Start of Source information

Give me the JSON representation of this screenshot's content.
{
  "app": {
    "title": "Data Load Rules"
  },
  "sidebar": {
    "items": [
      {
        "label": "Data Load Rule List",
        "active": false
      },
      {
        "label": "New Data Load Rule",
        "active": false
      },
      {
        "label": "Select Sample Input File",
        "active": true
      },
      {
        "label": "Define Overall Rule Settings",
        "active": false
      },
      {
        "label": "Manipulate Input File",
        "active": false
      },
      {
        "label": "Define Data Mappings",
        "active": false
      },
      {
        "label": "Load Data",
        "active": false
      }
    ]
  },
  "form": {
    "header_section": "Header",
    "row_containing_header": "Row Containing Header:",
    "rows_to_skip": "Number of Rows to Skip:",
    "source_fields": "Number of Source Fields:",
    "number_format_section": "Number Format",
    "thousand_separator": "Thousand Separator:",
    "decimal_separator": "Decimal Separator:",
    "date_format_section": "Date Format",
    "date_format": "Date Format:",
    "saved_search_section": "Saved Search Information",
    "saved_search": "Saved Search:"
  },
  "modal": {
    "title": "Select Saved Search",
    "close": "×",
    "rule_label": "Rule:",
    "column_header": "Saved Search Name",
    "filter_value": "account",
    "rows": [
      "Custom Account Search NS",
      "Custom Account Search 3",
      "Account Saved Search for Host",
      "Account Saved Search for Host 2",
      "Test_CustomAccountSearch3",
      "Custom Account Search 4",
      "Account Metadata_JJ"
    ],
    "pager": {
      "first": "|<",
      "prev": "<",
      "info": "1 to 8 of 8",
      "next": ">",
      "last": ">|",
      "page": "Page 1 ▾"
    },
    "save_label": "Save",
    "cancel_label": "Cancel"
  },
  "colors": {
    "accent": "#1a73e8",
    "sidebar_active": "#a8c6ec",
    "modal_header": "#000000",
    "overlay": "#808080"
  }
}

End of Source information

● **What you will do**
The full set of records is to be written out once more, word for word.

● **Response box**
Give me the JSON representation of this screenshot's content.
{
  "app": {
    "title": "Data Load Rules"
  },
  "sidebar": {
    "items": [
      {
        "label": "Data Load Rule List",
        "active": false
      },
      {
        "label": "New Data Load Rule",
        "active": false
      },
      {
        "label": "Select Sample Input File",
        "active": true
      },
      {
        "label": "Define Overall Rule Settings",
        "active": false
      },
      {
        "label": "Manipulate Input File",
        "active": false
      },
      {
        "label": "Define Data Mappings",
        "active": false
      },
      {
        "label": "Load Data",
        "active": false
      }
    ]
  },
  "form": {
    "header_section": "Header",
    "row_containing_header": "Row Containing Header:",
    "rows_to_skip": "Number of Rows to Skip:",
    "source_fields": "Number of Source Fields:",
    "number_format_section": "Number Format",
    "thousand_separator": "Thousand Separator:",
    "decimal_separator": "Decimal Separator:",
    "date_format_section": "Date Format",
    "date_format": "Date Format:",
    "saved_search_section": "Saved Search Information",
    "saved_search": "Saved Search:"
  },
  "modal": {
    "title": "Select Saved Search",
    "close": "×",
    "rule_label": "Rule:",
    "column_header": "Saved Search Name",
    "filter_value": "account",
    "rows": [
      "Custom Account Search NS",
      "Custom Account Search 3",
      "Account Saved Search for Host",
      "Account Saved Search for Host 2",
      "Test_CustomAccountSearch3",
      "Custom Account Search 4",
      "Account Metadata_JJ"
    ],
    "pager": {
      "first": "|<",
      "prev": "<",
      "info": "1 to 8 of 8",
      "next": ">",
      "last": ">|",
      "page": "Page 1 ▾"
    },
    "save_label": "Save",
    "cancel_label": "Cancel"
  },
  "colors": {
    "accent": "#1a73e8",
    "sidebar_active": "#a8c6ec",
    "modal_header": "#000000",
    "overlay": "#808080"
  }
}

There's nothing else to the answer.